The Kid Bots. Having kids isn’t easy. Anyone with kids knows that. My lofty goal involves not screwing them up. They are incredibly caring, full of love, and I hope that they take away from all of the commitment and effort that daddy has put into this journey that if you set your goals, and do the work, success will follow. My oldest now comes out into the garage when I am on the trainer and greets me with a common phrase I use, “training is the essence of success.” Who knows what they will become in their lives, but I do hope that they see their father working hard to chase all of his dreams, and know that they too have it in them to do the same.

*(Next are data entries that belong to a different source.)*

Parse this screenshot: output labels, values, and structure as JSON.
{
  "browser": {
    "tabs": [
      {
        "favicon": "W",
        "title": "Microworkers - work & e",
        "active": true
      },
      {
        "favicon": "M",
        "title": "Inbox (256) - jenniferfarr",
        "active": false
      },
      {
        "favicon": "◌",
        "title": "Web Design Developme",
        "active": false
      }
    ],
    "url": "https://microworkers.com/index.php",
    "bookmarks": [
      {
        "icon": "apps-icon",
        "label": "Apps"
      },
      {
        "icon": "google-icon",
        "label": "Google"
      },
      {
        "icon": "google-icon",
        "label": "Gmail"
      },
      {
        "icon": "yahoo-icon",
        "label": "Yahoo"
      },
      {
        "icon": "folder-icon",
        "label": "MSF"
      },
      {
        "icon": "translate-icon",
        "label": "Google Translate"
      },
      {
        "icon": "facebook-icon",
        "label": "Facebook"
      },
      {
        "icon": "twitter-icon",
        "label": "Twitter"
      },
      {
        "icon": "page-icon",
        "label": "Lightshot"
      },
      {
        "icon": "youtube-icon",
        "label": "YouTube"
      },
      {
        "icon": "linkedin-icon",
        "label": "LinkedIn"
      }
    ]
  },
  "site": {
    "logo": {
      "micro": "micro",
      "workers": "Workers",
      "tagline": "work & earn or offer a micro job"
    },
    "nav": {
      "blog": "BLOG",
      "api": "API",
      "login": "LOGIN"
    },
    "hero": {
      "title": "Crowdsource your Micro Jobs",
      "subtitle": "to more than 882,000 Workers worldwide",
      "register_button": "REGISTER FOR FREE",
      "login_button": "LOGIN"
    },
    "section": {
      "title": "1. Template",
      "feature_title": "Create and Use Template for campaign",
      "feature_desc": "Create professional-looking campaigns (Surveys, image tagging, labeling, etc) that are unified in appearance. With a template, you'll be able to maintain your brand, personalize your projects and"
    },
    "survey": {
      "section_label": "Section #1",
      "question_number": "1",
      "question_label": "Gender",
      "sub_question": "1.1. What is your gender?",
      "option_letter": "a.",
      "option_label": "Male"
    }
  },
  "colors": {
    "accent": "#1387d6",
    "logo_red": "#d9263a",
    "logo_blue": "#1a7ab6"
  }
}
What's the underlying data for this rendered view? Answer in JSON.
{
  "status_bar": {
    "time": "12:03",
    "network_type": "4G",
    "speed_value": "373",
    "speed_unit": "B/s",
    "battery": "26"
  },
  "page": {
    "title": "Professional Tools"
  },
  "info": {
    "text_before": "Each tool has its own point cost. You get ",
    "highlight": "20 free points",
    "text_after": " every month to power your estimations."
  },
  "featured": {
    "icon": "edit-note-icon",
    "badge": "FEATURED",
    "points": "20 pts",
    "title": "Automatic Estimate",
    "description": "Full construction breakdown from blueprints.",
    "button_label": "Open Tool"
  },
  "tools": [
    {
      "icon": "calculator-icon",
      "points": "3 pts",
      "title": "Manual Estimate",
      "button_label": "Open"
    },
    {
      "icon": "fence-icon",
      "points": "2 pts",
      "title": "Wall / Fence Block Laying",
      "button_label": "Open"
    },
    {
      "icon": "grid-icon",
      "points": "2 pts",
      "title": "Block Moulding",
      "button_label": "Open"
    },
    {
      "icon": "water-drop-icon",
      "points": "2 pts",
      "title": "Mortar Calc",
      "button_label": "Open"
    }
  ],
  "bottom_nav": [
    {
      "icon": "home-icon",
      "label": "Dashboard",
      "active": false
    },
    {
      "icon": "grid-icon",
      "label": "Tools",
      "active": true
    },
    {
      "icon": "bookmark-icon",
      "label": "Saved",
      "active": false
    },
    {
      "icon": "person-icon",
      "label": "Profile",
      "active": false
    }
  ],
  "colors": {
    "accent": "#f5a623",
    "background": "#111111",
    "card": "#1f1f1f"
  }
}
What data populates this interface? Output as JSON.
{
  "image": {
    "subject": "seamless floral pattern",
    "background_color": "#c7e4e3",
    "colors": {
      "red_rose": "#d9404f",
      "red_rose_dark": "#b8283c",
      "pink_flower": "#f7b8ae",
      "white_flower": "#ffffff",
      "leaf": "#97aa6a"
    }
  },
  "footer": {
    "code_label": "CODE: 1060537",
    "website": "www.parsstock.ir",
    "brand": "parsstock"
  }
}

Coach Ben. I came to you 18 months ago with a ridiculous dream. You were kind enough not to tell me to bugger off. You have seen me at my worst (364 days ago, but no one is counting), and you brought out amazing change in my life. I don’t believe I have ever been this healthy in my entire life, and I am staring at 40. I am running faster over distance than I have ever ran in my life, swimming faster, and riding very strong. This is only year two of a multi-year journey, and I still vow to punch my ticket to the 70.3 World Championships, but you have been the chief navigator on this journey. There are good coaches, and there are bad coaches. And there are great coaches. Good coaches get you to the good places, but great coaches get you out of the dark places. I’ve seen a few, and my neuroses continue to threaten to derail me at every turn, but you steer me clear of the rocks. For the first time in my racing career, I feel like I am here to race, not merely participate in an endurance event. I’m ready, and your plan got me here. I may not be one of your genetic freak athletes who have already qualified for Worlds. I am just an average guy, who only has so many hours to train, and I come to believe that anyone can achieve greatness, they just have to want it bad enough, be willing to work hard to get there, and find the right mentors to chart that journey.
What words can a man as lucky as I am put to paper about his wife? It’s been a long running joke, but anyone who meets us knows that my standards are obviously much higher than hers. When I almost died in 2011, you could have put your foot down and said “no more bikes.” You didn’t. You did the exact opposite, and in fact perfect, thing for me. You told me that I had to get back to the things I love and stop moping around the house. When the healing process was done, you were the one who suggested I get a coach so that I could get back to racing. You were the one who directed me to get back to my happy place. You are the one who has been there through all of this. You are the one who has had to manage this grumpy-as-can-be person when things were going wrong. You were the one who has provided the necessary support to allow me to pursue this most selfish of endeavors. You are the one who inspires me. You are the one who shares in my success, but supports me in my failures. You are the one. The one. One. I love you.
When all is said and done, I toe the line in about 25 hours. I feel ready, but I am also scared. Hard to say that out loud, but I am scared. Scared of what happened here last year. Scared of not meeting expectations. Scared that all of the hard work over the last year will go up in smoke with one bad race. Really hard to admit that. It would be even harder to handle if I didn’t have the the support team. All of you provide something different, and it matters…a lot. Thank you. See you at the finish line.